[Page and application data records]
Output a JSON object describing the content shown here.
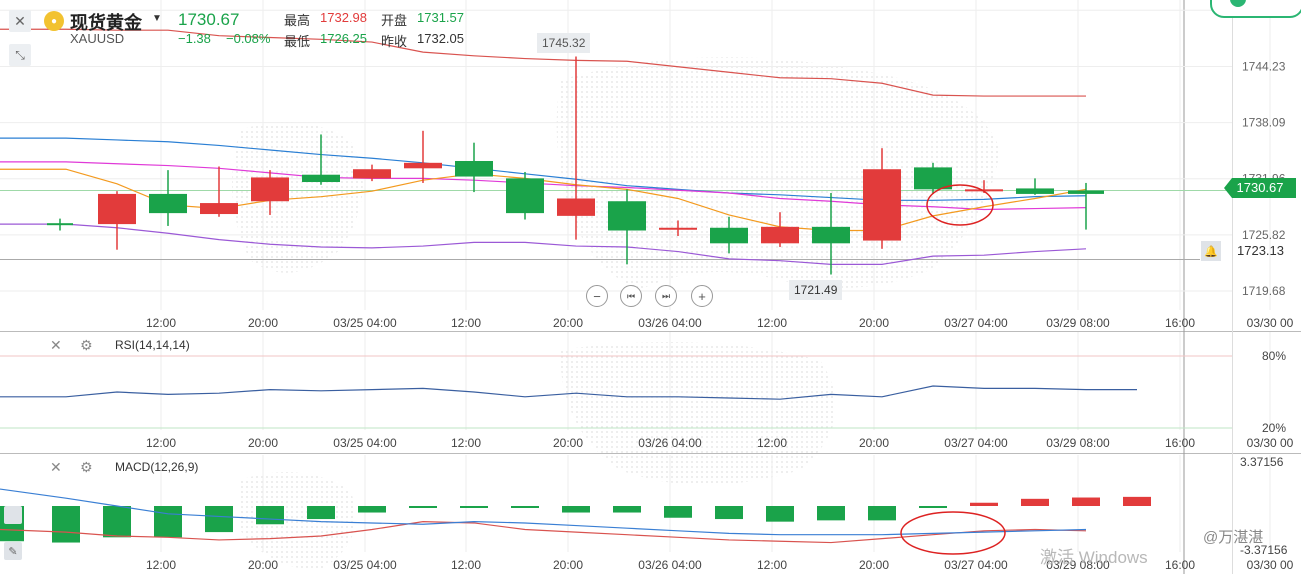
{
  "header": {
    "title": "现货黄金",
    "symbol": "XAUUSD",
    "price": "1730.67",
    "change": "−1.38",
    "change_pct": "−0.08%",
    "high_label": "最高",
    "high_value": "1732.98",
    "open_label": "开盘",
    "open_value": "1731.57",
    "low_label": "最低",
    "low_value": "1726.25",
    "prev_label": "昨收",
    "prev_value": "1732.05"
  },
  "colors": {
    "up": "#e23b3b",
    "down": "#1aa34a",
    "accent": "#e8b830"
  },
  "icons": {
    "close": "close-icon",
    "shrink": "shrink-icon",
    "coin": "coin-icon",
    "bell": "bell-icon",
    "gear": "gear-icon",
    "pencil": "pencil-icon"
  },
  "navigation": {
    "zoom_out": "−",
    "first": "⏮",
    "last": "⏭",
    "zoom_in": "+"
  },
  "watermark": {
    "windows": "激活 Windows",
    "author": "@万湛湛"
  },
  "chart_data": [
    {
      "type": "candlestick",
      "categories": [
        "c1",
        "c2",
        "c3",
        "c4",
        "c5",
        "c6",
        "c7",
        "c8",
        "c9",
        "c10",
        "c11",
        "c12",
        "c13",
        "c14",
        "c15",
        "c16",
        "c17",
        "c18",
        "c19",
        "c20",
        "c21",
        "c22"
      ],
      "candles": [
        {
          "o": 1726.9,
          "h": 1727.6,
          "l": 1726.3,
          "c": 1727.1,
          "dir": "down"
        },
        {
          "o": 1727.0,
          "h": 1730.6,
          "l": 1724.2,
          "c": 1730.3,
          "dir": "up"
        },
        {
          "o": 1730.3,
          "h": 1732.9,
          "l": 1726.8,
          "c": 1728.2,
          "dir": "down"
        },
        {
          "o": 1728.1,
          "h": 1733.3,
          "l": 1727.8,
          "c": 1729.3,
          "dir": "up"
        },
        {
          "o": 1729.5,
          "h": 1732.9,
          "l": 1728.0,
          "c": 1732.1,
          "dir": "up"
        },
        {
          "o": 1732.4,
          "h": 1736.8,
          "l": 1731.3,
          "c": 1731.6,
          "dir": "down"
        },
        {
          "o": 1732.0,
          "h": 1733.5,
          "l": 1731.7,
          "c": 1733.0,
          "dir": "up"
        },
        {
          "o": 1733.1,
          "h": 1737.2,
          "l": 1731.5,
          "c": 1733.7,
          "dir": "up"
        },
        {
          "o": 1733.9,
          "h": 1735.9,
          "l": 1730.5,
          "c": 1732.2,
          "dir": "down"
        },
        {
          "o": 1732.0,
          "h": 1732.7,
          "l": 1727.5,
          "c": 1728.2,
          "dir": "down"
        },
        {
          "o": 1727.9,
          "h": 1745.32,
          "l": 1725.3,
          "c": 1729.8,
          "dir": "up"
        },
        {
          "o": 1729.5,
          "h": 1730.8,
          "l": 1722.6,
          "c": 1726.3,
          "dir": "down"
        },
        {
          "o": 1726.5,
          "h": 1727.4,
          "l": 1725.7,
          "c": 1726.6,
          "dir": "up"
        },
        {
          "o": 1726.6,
          "h": 1727.8,
          "l": 1723.8,
          "c": 1724.9,
          "dir": "down"
        },
        {
          "o": 1724.9,
          "h": 1728.3,
          "l": 1724.5,
          "c": 1726.7,
          "dir": "up"
        },
        {
          "o": 1726.7,
          "h": 1730.4,
          "l": 1721.49,
          "c": 1724.9,
          "dir": "down"
        },
        {
          "o": 1725.2,
          "h": 1735.3,
          "l": 1724.3,
          "c": 1733.0,
          "dir": "up"
        },
        {
          "o": 1733.2,
          "h": 1733.7,
          "l": 1730.3,
          "c": 1730.8,
          "dir": "down"
        },
        {
          "o": 1730.6,
          "h": 1731.8,
          "l": 1730.4,
          "c": 1730.8,
          "dir": "up"
        },
        {
          "o": 1730.9,
          "h": 1732.0,
          "l": 1730.2,
          "c": 1730.3,
          "dir": "down"
        },
        {
          "o": 1730.3,
          "h": 1731.5,
          "l": 1726.4,
          "c": 1730.67,
          "dir": "down"
        }
      ],
      "ma_upper": [
        1748.3,
        1748.2,
        1748.2,
        1747.6,
        1747.4,
        1747.2,
        1746.9,
        1745.8,
        1745.4,
        1745.1,
        1744.9,
        1744.8,
        1744.2,
        1743.6,
        1743.0,
        1742.9,
        1742.4,
        1741.1,
        1741.0,
        1741.0,
        1741.0
      ],
      "ma_blue": [
        1736.4,
        1736.2,
        1736.0,
        1735.6,
        1735.1,
        1734.6,
        1734.2,
        1733.7,
        1733.1,
        1732.5,
        1731.9,
        1731.2,
        1730.8,
        1730.4,
        1730.2,
        1729.9,
        1729.6,
        1729.6,
        1729.7,
        1730.0,
        1730.1
      ],
      "ma_magenta": [
        1733.8,
        1733.6,
        1733.4,
        1733.1,
        1732.6,
        1732.1,
        1732.0,
        1732.0,
        1731.8,
        1731.5,
        1731.2,
        1731.0,
        1730.7,
        1730.4,
        1729.8,
        1729.5,
        1729.1,
        1728.9,
        1728.6,
        1728.7,
        1728.8
      ],
      "ma_orange": [
        1733.0,
        1731.4,
        1729.1,
        1728.7,
        1729.6,
        1730.0,
        1730.6,
        1731.8,
        1732.5,
        1732.0,
        1731.3,
        1730.8,
        1729.8,
        1728.0,
        1726.7,
        1726.3,
        1726.3,
        1727.9,
        1728.9,
        1729.8,
        1730.8
      ],
      "ma_lower": [
        1727.0,
        1726.6,
        1726.0,
        1725.3,
        1724.8,
        1724.5,
        1724.4,
        1724.6,
        1725.0,
        1725.0,
        1724.6,
        1724.5,
        1724.0,
        1723.2,
        1723.0,
        1722.6,
        1722.6,
        1723.5,
        1723.6,
        1724.0,
        1724.3
      ],
      "ylim": [
        1717.5,
        1751.5
      ],
      "y_ticks": [
        "1750.38",
        "1744.23",
        "1738.09",
        "1731.96",
        "1725.82",
        "1719.68"
      ],
      "x_ticks": [
        "12:00",
        "20:00",
        "03/25 04:00",
        "12:00",
        "20:00",
        "03/26 04:00",
        "12:00",
        "20:00",
        "03/27 04:00",
        "03/29 08:00",
        "16:00",
        "03/30 00"
      ],
      "annotations": {
        "max": "1745.32",
        "min": "1721.49"
      },
      "current_price": "1730.67",
      "alert_price": "1723.13"
    },
    {
      "type": "line",
      "title": "RSI(14,14,14)",
      "values": [
        46,
        46,
        50,
        48,
        49,
        52,
        51,
        52,
        53,
        50,
        46,
        49,
        46,
        46,
        45,
        44,
        48,
        46,
        55,
        53,
        53,
        52,
        52
      ],
      "ylim": [
        0,
        100
      ],
      "y_ticks": [
        "80%",
        "20%"
      ],
      "x_ticks": [
        "12:00",
        "20:00",
        "03/25 04:00",
        "12:00",
        "20:00",
        "03/26 04:00",
        "12:00",
        "20:00",
        "03/27 04:00",
        "03/29 08:00",
        "16:00",
        "03/30 00"
      ]
    },
    {
      "type": "bar",
      "title": "MACD(12,26,9)",
      "values": [
        -2.7,
        -2.8,
        -2.4,
        -2.4,
        -2.0,
        -1.4,
        -1.0,
        -0.5,
        -0.1,
        -0.05,
        -0.05,
        -0.5,
        -0.5,
        -0.9,
        -1.0,
        -1.2,
        -1.1,
        -1.1,
        -0.1,
        0.25,
        0.55,
        0.65,
        0.7
      ],
      "dif": [
        -1.8,
        -2.0,
        -2.3,
        -2.4,
        -2.6,
        -2.5,
        -2.3,
        -1.8,
        -1.2,
        -1.3,
        -1.8,
        -2.0,
        -2.2,
        -2.4,
        -2.6,
        -2.7,
        -2.8,
        -2.5,
        -2.2,
        -1.9,
        -1.8,
        -1.9
      ],
      "dea": [
        1.3,
        0.6,
        0.0,
        -0.6,
        -0.8,
        -1.0,
        -1.2,
        -1.3,
        -1.4,
        -1.2,
        -1.3,
        -1.5,
        -1.7,
        -1.9,
        -2.1,
        -2.2,
        -2.2,
        -2.2,
        -2.1,
        -2.0,
        -1.9,
        -1.8
      ],
      "ylim": [
        -3.37156,
        3.37156
      ],
      "y_ticks": [
        "3.37156",
        "-3.37156"
      ],
      "x_ticks": [
        "12:00",
        "20:00",
        "03/25 04:00",
        "12:00",
        "20:00",
        "03/26 04:00",
        "12:00",
        "20:00",
        "03/27 04:00",
        "03/29 08:00",
        "16:00",
        "03/30 00"
      ]
    }
  ]
}
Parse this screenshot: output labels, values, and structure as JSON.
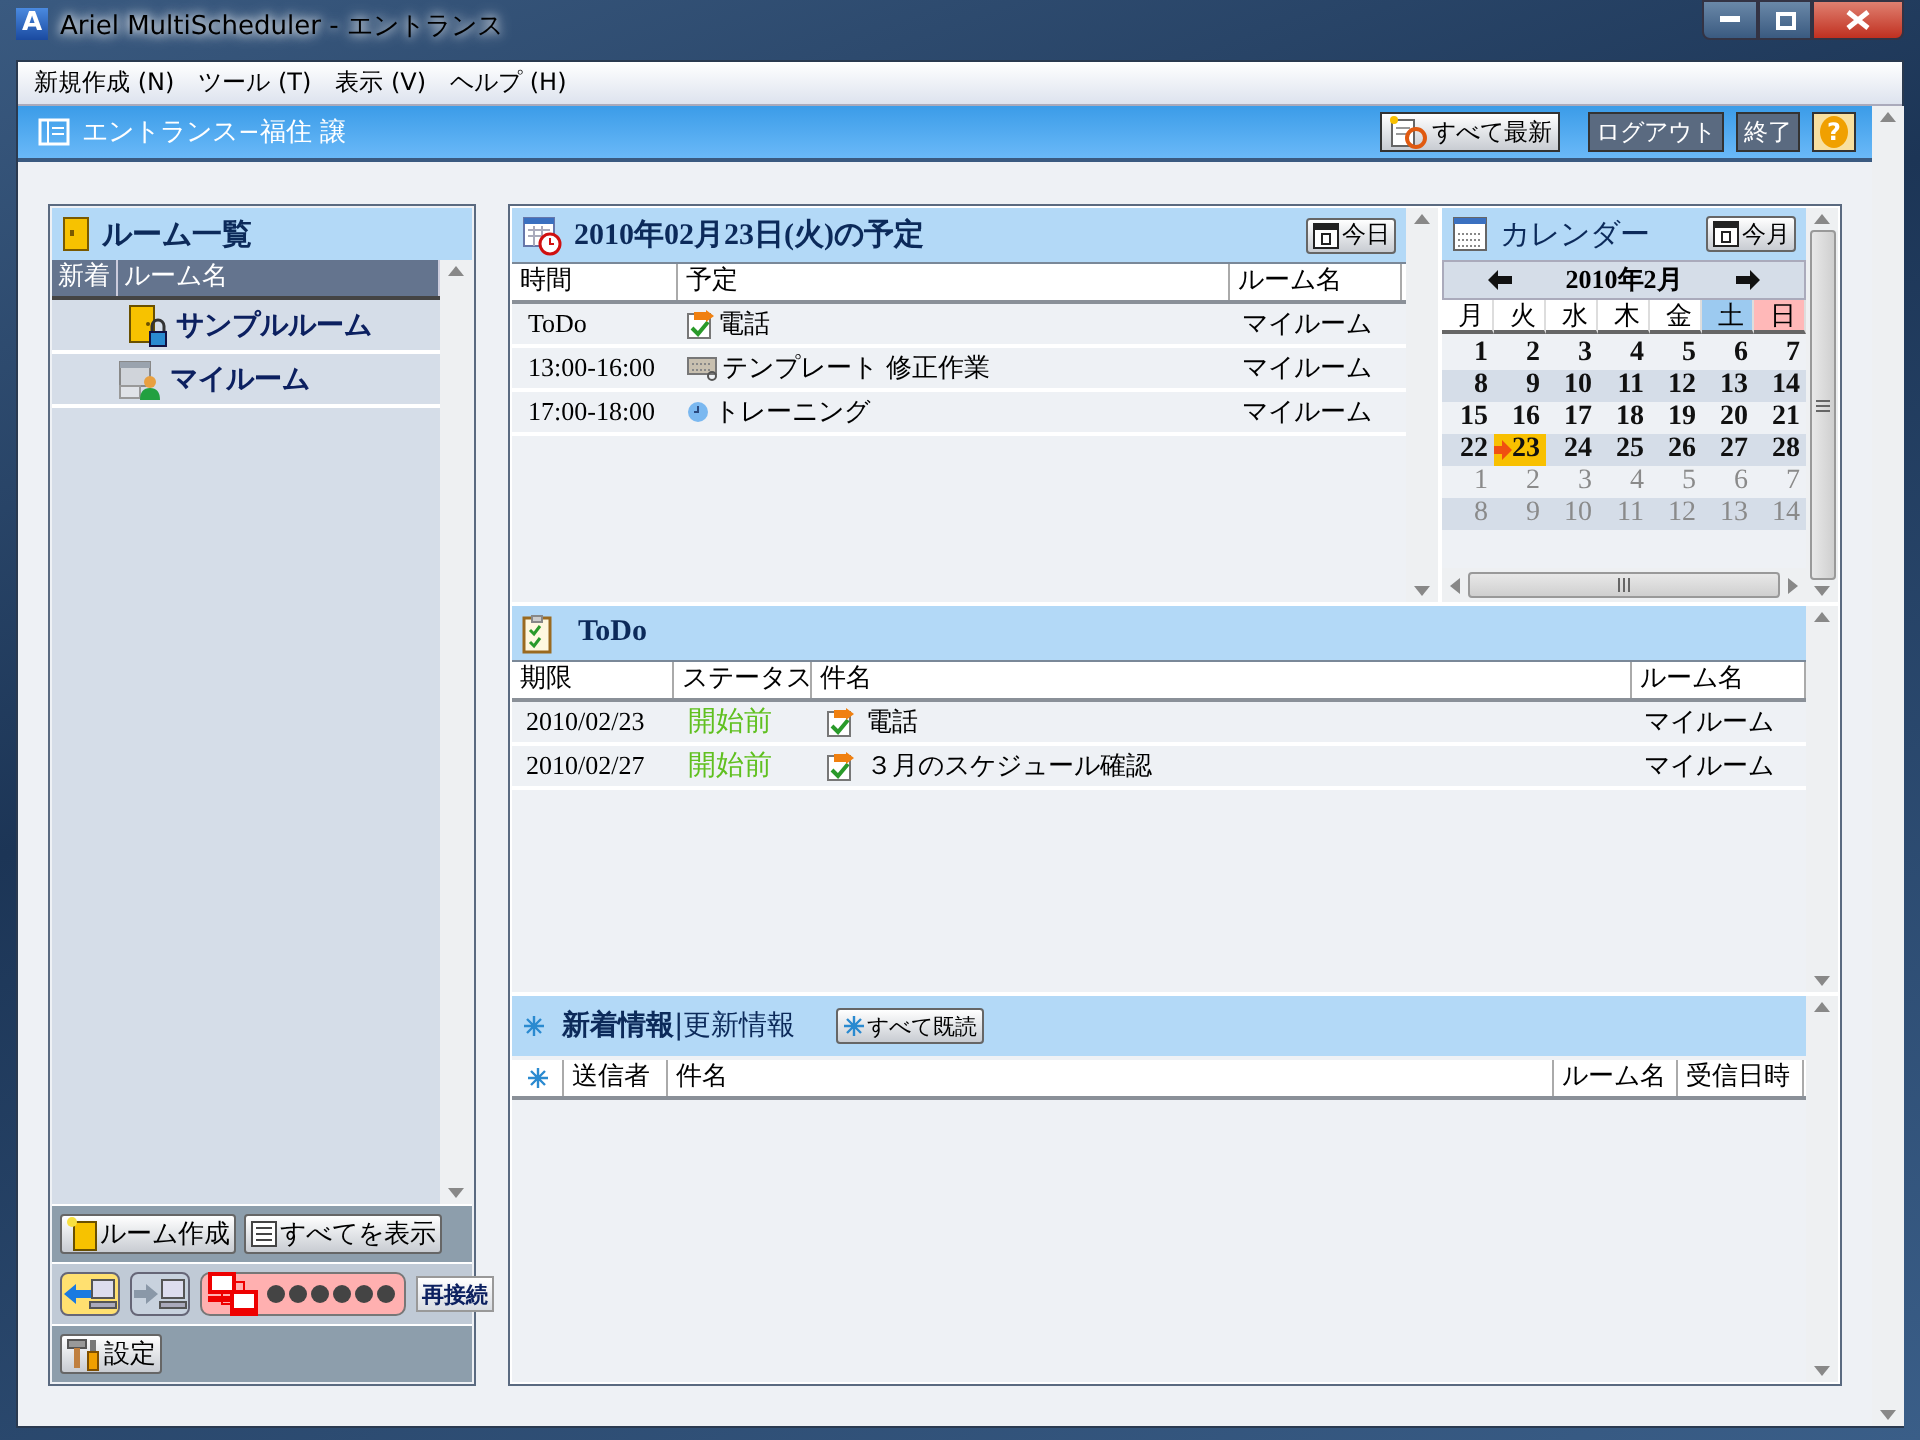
{
  "window": {
    "icon_letter": "A",
    "title": "Ariel MultiScheduler - エントランス"
  },
  "menu": [
    "新規作成 (N)",
    "ツール (T)",
    "表示 (V)",
    "ヘルプ (H)"
  ],
  "header": {
    "title": "エントランス−福住 譲",
    "buttons": [
      {
        "label": "すべて最新",
        "kind": "refresh"
      },
      {
        "label": "ログアウト",
        "kind": "dark"
      },
      {
        "label": "終了",
        "kind": "dark"
      },
      {
        "label": "?",
        "kind": "help"
      }
    ]
  },
  "rooms": {
    "title": "ルーム一覧",
    "columns": [
      "新着",
      "ルーム名"
    ],
    "items": [
      {
        "name": "サンプルルーム",
        "kind": "locked"
      },
      {
        "name": "マイルーム",
        "kind": "personal"
      }
    ],
    "actions": [
      {
        "label": "ルーム作成",
        "kind": "create"
      },
      {
        "label": "すべてを表示",
        "kind": "list"
      }
    ],
    "sync_buttons": [
      {
        "kind": "download",
        "selected": true
      },
      {
        "kind": "upload",
        "selected": false
      }
    ],
    "reconnect": "再接続",
    "settings": "設定"
  },
  "schedule": {
    "title": "2010年02月23日(火)の予定",
    "today_button": "今日",
    "columns": [
      "時間",
      "予定",
      "ルーム名"
    ],
    "rows": [
      {
        "time": "ToDo",
        "kind": "todo",
        "title": "電話",
        "room": "マイルーム"
      },
      {
        "time": "13:00-16:00",
        "kind": "template",
        "title": "テンプレート 修正作業",
        "room": "マイルーム"
      },
      {
        "time": "17:00-18:00",
        "kind": "event",
        "title": "トレーニング",
        "room": "マイルーム"
      }
    ]
  },
  "calendar": {
    "title": "カレンダー",
    "month_button": "今月",
    "month": "2010年2月",
    "weekdays": [
      {
        "label": "月",
        "color": "#ffffff"
      },
      {
        "label": "火",
        "color": "#ffffff"
      },
      {
        "label": "水",
        "color": "#ffffff"
      },
      {
        "label": "木",
        "color": "#ffffff"
      },
      {
        "label": "金",
        "color": "#ffffff"
      },
      {
        "label": "土",
        "color": "#9ccaf0"
      },
      {
        "label": "日",
        "color": "#ffb8b8"
      }
    ],
    "weeks": [
      {
        "days": [
          {
            "label": "1",
            "in_month": true,
            "today": false
          },
          {
            "label": "2",
            "in_month": true,
            "today": false
          },
          {
            "label": "3",
            "in_month": true,
            "today": false
          },
          {
            "label": "4",
            "in_month": true,
            "today": false
          },
          {
            "label": "5",
            "in_month": true,
            "today": false
          },
          {
            "label": "6",
            "in_month": true,
            "today": false
          },
          {
            "label": "7",
            "in_month": true,
            "today": false
          }
        ]
      },
      {
        "days": [
          {
            "label": "8",
            "in_month": true,
            "today": false
          },
          {
            "label": "9",
            "in_month": true,
            "today": false
          },
          {
            "label": "10",
            "in_month": true,
            "today": false
          },
          {
            "label": "11",
            "in_month": true,
            "today": false
          },
          {
            "label": "12",
            "in_month": true,
            "today": false
          },
          {
            "label": "13",
            "in_month": true,
            "today": false
          },
          {
            "label": "14",
            "in_month": true,
            "today": false
          }
        ]
      },
      {
        "days": [
          {
            "label": "15",
            "in_month": true,
            "today": false
          },
          {
            "label": "16",
            "in_month": true,
            "today": false
          },
          {
            "label": "17",
            "in_month": true,
            "today": false
          },
          {
            "label": "18",
            "in_month": true,
            "today": false
          },
          {
            "label": "19",
            "in_month": true,
            "today": false
          },
          {
            "label": "20",
            "in_month": true,
            "today": false
          },
          {
            "label": "21",
            "in_month": true,
            "today": false
          }
        ]
      },
      {
        "days": [
          {
            "label": "22",
            "in_month": true,
            "today": false
          },
          {
            "label": "23",
            "in_month": true,
            "today": true
          },
          {
            "label": "24",
            "in_month": true,
            "today": false
          },
          {
            "label": "25",
            "in_month": true,
            "today": false
          },
          {
            "label": "26",
            "in_month": true,
            "today": false
          },
          {
            "label": "27",
            "in_month": true,
            "today": false
          },
          {
            "label": "28",
            "in_month": true,
            "today": false
          }
        ]
      },
      {
        "days": [
          {
            "label": "1",
            "in_month": false,
            "today": false
          },
          {
            "label": "2",
            "in_month": false,
            "today": false
          },
          {
            "label": "3",
            "in_month": false,
            "today": false
          },
          {
            "label": "4",
            "in_month": false,
            "today": false
          },
          {
            "label": "5",
            "in_month": false,
            "today": false
          },
          {
            "label": "6",
            "in_month": false,
            "today": false
          },
          {
            "label": "7",
            "in_month": false,
            "today": false
          }
        ]
      },
      {
        "days": [
          {
            "label": "8",
            "in_month": false,
            "today": false
          },
          {
            "label": "9",
            "in_month": false,
            "today": false
          },
          {
            "label": "10",
            "in_month": false,
            "today": false
          },
          {
            "label": "11",
            "in_month": false,
            "today": false
          },
          {
            "label": "12",
            "in_month": false,
            "today": false
          },
          {
            "label": "13",
            "in_month": false,
            "today": false
          },
          {
            "label": "14",
            "in_month": false,
            "today": false
          }
        ]
      }
    ]
  },
  "todo": {
    "title": "ToDo",
    "columns": [
      "期限",
      "ステータス",
      "件名",
      "ルーム名"
    ],
    "rows": [
      {
        "due": "2010/02/23",
        "status": "開始前",
        "title": "電話",
        "room": "マイルーム"
      },
      {
        "due": "2010/02/27",
        "status": "開始前",
        "title": "３月のスケジュール確認",
        "room": "マイルーム"
      }
    ]
  },
  "news": {
    "title": "**新着情報**|更新情報",
    "mark_all_button": "すべて既読",
    "columns": [
      "送信者",
      "件名",
      "ルーム名",
      "受信日時"
    ]
  }
}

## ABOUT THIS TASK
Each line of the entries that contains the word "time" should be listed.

## OUTPUT FOR THIS TASK
        "time": "ToDo",
        "time": "13:00-16:00",
        "time": "17:00-18:00",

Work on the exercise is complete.